**Exercise details**
Scan the entries line by line and return those with "data".

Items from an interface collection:
——————————

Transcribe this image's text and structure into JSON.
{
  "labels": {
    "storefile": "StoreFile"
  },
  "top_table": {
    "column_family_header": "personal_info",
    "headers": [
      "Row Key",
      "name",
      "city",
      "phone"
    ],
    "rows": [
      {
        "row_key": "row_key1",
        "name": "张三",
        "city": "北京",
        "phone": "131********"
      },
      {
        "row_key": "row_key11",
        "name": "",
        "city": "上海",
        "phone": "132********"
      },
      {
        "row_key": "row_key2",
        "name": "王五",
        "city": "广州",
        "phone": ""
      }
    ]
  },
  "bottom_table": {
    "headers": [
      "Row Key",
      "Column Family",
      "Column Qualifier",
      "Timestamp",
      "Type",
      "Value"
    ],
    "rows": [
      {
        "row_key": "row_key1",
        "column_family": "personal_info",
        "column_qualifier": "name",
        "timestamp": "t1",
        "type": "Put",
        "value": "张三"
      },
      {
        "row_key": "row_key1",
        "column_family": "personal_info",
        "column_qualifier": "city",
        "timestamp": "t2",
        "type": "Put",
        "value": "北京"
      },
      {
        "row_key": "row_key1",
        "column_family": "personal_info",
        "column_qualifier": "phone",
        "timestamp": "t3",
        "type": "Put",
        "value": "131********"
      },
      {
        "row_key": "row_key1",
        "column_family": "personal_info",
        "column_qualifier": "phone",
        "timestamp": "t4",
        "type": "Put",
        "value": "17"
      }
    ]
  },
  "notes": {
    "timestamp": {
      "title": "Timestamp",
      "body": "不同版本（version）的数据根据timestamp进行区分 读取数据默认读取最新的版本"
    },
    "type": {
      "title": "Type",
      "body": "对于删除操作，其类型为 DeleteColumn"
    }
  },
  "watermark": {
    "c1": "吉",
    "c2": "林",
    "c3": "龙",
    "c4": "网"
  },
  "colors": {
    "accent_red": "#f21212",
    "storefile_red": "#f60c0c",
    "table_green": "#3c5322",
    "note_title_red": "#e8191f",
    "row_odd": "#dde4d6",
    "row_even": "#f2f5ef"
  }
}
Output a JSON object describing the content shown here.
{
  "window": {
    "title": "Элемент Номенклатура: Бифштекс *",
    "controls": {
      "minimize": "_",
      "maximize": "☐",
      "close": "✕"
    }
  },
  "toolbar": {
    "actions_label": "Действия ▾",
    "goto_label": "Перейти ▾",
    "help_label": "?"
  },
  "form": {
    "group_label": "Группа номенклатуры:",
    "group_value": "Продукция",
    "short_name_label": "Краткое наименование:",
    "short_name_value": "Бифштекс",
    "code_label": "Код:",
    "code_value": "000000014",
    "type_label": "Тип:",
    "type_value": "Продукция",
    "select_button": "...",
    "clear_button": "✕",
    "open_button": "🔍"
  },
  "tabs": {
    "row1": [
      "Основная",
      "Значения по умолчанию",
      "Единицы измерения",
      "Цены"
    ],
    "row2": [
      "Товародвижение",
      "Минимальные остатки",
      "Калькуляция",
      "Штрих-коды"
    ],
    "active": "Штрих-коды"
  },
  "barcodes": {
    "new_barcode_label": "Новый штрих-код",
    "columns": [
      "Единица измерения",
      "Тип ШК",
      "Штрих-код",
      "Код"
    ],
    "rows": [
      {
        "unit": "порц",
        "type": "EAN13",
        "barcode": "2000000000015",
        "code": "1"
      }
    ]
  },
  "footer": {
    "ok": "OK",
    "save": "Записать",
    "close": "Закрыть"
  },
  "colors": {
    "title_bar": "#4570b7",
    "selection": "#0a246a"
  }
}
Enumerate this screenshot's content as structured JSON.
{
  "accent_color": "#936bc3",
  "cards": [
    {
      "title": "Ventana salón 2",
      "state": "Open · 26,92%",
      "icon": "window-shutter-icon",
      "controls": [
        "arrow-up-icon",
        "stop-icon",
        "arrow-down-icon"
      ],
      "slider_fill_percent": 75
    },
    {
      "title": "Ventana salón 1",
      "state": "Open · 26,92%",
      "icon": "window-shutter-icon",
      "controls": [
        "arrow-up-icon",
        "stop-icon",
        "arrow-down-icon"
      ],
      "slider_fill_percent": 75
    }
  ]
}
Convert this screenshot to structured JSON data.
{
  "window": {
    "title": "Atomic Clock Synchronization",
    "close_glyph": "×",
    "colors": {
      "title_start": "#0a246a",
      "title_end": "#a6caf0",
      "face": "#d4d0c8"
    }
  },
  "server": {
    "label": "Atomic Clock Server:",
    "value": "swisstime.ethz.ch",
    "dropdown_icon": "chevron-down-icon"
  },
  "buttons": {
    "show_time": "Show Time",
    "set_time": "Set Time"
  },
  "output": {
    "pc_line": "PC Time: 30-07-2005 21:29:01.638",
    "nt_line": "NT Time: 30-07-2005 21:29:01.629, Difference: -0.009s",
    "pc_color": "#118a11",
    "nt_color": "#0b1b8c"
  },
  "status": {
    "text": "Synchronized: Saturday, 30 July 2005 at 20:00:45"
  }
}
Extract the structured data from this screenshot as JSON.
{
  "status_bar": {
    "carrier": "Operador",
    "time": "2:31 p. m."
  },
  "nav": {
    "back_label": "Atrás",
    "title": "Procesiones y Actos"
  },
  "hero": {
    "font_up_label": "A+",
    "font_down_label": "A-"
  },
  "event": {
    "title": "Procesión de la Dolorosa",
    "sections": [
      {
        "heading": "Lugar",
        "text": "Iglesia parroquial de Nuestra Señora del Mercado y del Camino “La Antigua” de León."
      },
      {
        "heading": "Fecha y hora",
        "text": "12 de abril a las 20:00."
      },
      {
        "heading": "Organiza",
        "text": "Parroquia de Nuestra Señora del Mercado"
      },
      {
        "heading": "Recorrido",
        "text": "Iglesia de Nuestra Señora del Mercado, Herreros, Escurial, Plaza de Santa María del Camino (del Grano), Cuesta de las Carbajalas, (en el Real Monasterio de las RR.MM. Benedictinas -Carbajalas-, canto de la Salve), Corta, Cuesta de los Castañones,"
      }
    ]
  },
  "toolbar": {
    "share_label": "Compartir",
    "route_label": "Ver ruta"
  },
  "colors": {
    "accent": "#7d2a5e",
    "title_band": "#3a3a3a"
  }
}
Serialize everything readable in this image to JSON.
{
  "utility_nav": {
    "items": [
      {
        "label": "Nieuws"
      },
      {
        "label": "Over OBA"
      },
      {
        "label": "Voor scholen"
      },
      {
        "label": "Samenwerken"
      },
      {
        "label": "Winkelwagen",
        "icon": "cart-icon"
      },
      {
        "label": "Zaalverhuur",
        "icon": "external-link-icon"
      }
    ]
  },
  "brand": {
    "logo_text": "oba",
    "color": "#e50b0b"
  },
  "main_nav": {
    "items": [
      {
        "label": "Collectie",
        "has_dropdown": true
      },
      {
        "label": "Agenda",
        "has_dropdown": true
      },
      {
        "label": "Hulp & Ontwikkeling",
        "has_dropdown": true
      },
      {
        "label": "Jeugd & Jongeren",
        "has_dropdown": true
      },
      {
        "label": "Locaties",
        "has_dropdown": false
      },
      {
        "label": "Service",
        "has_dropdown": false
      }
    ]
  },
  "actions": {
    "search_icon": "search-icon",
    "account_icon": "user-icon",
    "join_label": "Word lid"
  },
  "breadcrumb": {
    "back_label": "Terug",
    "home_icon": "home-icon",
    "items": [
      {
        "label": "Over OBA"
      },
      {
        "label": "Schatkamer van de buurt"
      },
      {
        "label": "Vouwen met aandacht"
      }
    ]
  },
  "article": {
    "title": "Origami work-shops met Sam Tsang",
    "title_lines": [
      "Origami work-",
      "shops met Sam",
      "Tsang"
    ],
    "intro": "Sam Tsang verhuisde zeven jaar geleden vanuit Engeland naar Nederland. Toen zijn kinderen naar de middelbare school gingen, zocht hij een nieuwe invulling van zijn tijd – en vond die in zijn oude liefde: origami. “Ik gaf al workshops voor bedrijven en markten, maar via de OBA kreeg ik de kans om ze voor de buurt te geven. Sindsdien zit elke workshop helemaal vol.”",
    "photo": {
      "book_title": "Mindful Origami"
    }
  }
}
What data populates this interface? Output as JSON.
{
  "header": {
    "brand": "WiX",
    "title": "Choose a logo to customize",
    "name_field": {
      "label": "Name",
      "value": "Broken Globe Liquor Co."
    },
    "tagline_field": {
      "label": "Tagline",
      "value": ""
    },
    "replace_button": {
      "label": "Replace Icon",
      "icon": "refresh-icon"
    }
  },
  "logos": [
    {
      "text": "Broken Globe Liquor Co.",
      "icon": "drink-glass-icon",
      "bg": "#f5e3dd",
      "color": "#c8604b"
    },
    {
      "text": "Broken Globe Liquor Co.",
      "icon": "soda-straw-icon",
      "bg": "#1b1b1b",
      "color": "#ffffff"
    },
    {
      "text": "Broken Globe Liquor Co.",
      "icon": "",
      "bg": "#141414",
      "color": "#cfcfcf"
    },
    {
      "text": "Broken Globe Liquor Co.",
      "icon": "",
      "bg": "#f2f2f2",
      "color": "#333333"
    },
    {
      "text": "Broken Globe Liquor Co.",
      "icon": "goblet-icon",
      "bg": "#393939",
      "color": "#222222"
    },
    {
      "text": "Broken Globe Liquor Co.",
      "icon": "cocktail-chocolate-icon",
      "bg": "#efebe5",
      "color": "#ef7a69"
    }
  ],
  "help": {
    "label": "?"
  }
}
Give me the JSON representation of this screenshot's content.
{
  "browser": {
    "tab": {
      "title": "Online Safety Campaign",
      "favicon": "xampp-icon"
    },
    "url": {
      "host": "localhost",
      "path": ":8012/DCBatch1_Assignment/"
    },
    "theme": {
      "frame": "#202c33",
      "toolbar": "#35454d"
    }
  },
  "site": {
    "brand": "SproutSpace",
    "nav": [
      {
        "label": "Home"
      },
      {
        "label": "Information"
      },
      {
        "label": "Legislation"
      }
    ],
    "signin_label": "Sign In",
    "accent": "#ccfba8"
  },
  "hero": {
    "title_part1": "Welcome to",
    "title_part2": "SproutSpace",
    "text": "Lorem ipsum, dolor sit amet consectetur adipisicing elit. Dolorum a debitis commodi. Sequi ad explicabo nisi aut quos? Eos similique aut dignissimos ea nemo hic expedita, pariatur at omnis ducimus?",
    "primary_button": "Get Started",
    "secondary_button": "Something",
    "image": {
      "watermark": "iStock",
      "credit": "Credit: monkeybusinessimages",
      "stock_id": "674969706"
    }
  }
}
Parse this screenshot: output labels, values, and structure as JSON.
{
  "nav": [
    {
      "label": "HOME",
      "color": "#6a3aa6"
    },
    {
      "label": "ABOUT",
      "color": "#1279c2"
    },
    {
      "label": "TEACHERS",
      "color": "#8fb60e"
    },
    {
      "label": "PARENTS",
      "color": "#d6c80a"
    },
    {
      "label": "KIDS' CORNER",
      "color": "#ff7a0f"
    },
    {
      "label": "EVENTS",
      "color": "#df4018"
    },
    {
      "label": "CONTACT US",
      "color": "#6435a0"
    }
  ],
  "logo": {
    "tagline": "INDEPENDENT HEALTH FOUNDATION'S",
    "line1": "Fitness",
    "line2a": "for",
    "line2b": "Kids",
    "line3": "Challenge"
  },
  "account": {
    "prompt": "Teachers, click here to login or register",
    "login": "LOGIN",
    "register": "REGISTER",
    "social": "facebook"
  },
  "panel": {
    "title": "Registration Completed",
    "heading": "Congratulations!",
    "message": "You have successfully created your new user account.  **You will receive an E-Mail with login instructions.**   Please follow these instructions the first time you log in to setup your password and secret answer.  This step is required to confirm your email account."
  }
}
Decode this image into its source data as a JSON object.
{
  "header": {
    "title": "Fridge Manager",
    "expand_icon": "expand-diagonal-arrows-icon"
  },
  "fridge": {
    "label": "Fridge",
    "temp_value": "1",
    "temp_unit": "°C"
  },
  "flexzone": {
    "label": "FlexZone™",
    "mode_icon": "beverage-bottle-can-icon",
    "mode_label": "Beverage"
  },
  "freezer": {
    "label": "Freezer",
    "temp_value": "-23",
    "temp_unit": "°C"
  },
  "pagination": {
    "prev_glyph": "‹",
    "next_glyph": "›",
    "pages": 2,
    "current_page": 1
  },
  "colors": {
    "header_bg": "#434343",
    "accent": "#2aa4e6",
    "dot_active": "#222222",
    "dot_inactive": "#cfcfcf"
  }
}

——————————

**Response**
Convert this screenshot to structured JSON data.
Extract the structured data from this screenshot as JSON.
What data populates this interface? Output as JSON.
Decode this image into its source data as a JSON object.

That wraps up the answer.